The past two decades have seen tremendous progress within the queer rights movement in India. The battle has been fought on several overlapping activist fronts, through organizations such as Sangama (Bangalore), which follows a human rights-based approach, and the Humsafar Trust (Mumbai), which focuses on health-based intervention. This has run in parallel with the continuing legal struggle for the modification of section 377 of the Indian Penal Code, which effectively criminalizes same-sex relationships. Alongside the activism, there has also been a great deal of social change, especially in cities such as Mumbai, New Delhi and Bangalore. The Gay Bombay parties, Delhi’s Nigah Media Festival and Bangalore’s Gay Running and Breakfast (GRAB) club are just the tip of the iceberg—all big Indian cities today have vibrant, active and diverse queer scenes, the listings for which are easily available on the Web, or in some cases, in the local TimeOut. While developments such as these have taken place at a steady pace over the past two decades, 2008 could be considered the tipping point.
This was the year in which the sheer volume of conversation around queer India finally broke through to the mainstream, and sexuality became a topic that was literally on everyone’s lips.
17 November: Gay Israeli couple Yonatan Gher and Omer fly to Tel Aviv from Mumbai with their baby born to an Indian surrogate mother. Jayachandran / Mint
This year witnessed queer pride marches held in four different cities. New Delhi, Bangalore and Kolkata simultaneously held pride marches on 29 June, while Mumbai followed with its Queer Azaadi march, held symbolically on 16 August, one day after Independence Day. The several hundred participants in each city also included a large number of straight supporters— parents, friends and colleagues of queer people who marched to show solidarity for the cause. For the people who marched, they were empowering experiences, the chance to be a part of and connect with a larger queer community. For the casual observers who witnessed the marches, it was an indication that queerness exists in India, and not just on TV shows or the op-ed pages of newspapers.
It was also the year that the case filed to modify section 377 finally drew to a close in the Delhi high court, eight years after its original filing.
Developments were closely tracked by activists and the media throughout 2008, and this included the various arguments for the modification of the law made by the lawyers speaking for the petitioners—Naz Foundation India and Voices against 377—as well as the opponents, including the government. The government’s contradictory stance on the issue was well documented.
The pre-release hype around one of this year’s biggest film releases, Dostana, and the conversations that the film sparked post-release served the queer cause immensely. In my book, I talk about how, while waiting for political or legal changes, we often fail to notice that real change is already happening all around us.
Dostana tapped into this current.

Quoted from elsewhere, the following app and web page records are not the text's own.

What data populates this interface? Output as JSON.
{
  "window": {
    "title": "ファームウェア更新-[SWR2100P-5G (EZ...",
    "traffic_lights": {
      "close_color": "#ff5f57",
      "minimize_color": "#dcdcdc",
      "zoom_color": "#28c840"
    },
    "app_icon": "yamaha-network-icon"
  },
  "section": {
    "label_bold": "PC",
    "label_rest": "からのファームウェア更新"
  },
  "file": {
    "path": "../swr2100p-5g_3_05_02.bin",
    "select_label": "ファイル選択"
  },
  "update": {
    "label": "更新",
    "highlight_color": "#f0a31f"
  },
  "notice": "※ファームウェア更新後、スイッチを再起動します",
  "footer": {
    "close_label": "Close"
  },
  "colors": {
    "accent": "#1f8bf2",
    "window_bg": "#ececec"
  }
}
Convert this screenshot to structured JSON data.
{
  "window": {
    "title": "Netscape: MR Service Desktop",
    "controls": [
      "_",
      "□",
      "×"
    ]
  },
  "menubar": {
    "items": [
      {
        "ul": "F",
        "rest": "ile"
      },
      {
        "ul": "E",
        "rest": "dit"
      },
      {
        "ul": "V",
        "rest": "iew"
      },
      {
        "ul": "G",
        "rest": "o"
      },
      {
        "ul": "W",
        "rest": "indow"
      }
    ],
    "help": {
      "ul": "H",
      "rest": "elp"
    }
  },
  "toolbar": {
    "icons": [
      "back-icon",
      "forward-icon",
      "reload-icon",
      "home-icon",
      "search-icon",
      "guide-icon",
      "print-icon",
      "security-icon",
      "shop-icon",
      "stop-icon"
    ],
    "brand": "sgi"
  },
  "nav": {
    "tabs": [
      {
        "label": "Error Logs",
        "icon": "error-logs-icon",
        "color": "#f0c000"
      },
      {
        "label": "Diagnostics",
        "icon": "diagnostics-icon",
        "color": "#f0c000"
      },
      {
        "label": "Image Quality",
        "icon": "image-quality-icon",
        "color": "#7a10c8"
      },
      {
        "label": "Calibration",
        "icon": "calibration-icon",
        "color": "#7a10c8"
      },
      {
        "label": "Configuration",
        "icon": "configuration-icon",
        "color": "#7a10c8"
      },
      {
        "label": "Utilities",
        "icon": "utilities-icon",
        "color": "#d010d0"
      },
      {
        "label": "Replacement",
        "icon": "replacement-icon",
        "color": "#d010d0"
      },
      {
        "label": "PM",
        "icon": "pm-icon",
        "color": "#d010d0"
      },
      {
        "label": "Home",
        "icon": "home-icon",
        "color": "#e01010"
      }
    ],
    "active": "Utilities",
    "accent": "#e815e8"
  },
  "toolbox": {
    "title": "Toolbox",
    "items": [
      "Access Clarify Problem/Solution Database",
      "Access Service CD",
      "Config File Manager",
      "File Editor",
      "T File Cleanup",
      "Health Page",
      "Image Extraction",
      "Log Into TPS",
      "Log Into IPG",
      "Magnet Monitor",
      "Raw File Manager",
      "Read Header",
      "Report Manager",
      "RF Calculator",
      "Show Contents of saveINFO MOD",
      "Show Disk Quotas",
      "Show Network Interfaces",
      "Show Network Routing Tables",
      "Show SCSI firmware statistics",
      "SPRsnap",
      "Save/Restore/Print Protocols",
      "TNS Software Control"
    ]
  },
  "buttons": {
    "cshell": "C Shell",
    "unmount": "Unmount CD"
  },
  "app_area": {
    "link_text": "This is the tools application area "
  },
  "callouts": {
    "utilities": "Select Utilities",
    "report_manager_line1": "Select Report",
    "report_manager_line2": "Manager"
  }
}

Even though the film itself was comic, its release provided India a serious opportunity to talk about queerness at workplaces, colleges and homes. Priyanka Chopra’s matter-of-factness, Kirron Kher’s accepting mother character, the dramatic kiss between lead actors Abhishek Bachchan and John Abraham and the film’s ambiguous ending are landmark Bollywood moments. The film’s acceptance by the general public is an indication that queerness, like other differences, can be comfortably imagined within the Indian context.
There was, of course, a lot more, and it is heartening to see how the media took up the queer cause and ran with it, throughout this year. The nuanced nature of the coverage was impressive, whether it were well-researched stories that appeared on Tehelka covers, sensitive NDTV reports on the problems queer students face in school, or announcements for the Rajpipla prince Manvendra Singh Gohil’s plans to set up an old age home in India for gay men. To acknowledge and honour the media’s support, the year witnessed the first Queer Media Collective Awards.
The year also witnessed several progressive institutional on-the-ground changes. For example, in May, Tamil Nadu became the first state to grant recognition to the transgendered in its official documents. Applications for admission to educational institutions, government hospitals and ration cards in the state now allow one’s gender to be designated as M, F, or T.
All this is very feel-good, but I want to be guarded as we enter into 2009. The problems of harassment, blackmail and discrimination continued in 2008. In February, the Mumbai police, accompanied by television cameras, raided a gay party in Thane and made several arrests. In March, a homophobic mob in Kolkata attacked and critically injured three kotis who were peacefully walking in the locality. In November, the police in Bangalore arrested, victimized and mistreated several hijras and Sangama activists. These incidents and hundreds of other unreported acts of physical and emotional violence against queer people, remind us that despite all the hoopla, perhaps the queer struggle is only just beginning in our country.
Parmesh Shahani is the editorial director of Verve magazine and the author of Gay Bombay: Globalization, Love and (Be)Longing in Contemporary India (Sage Publications, 2008).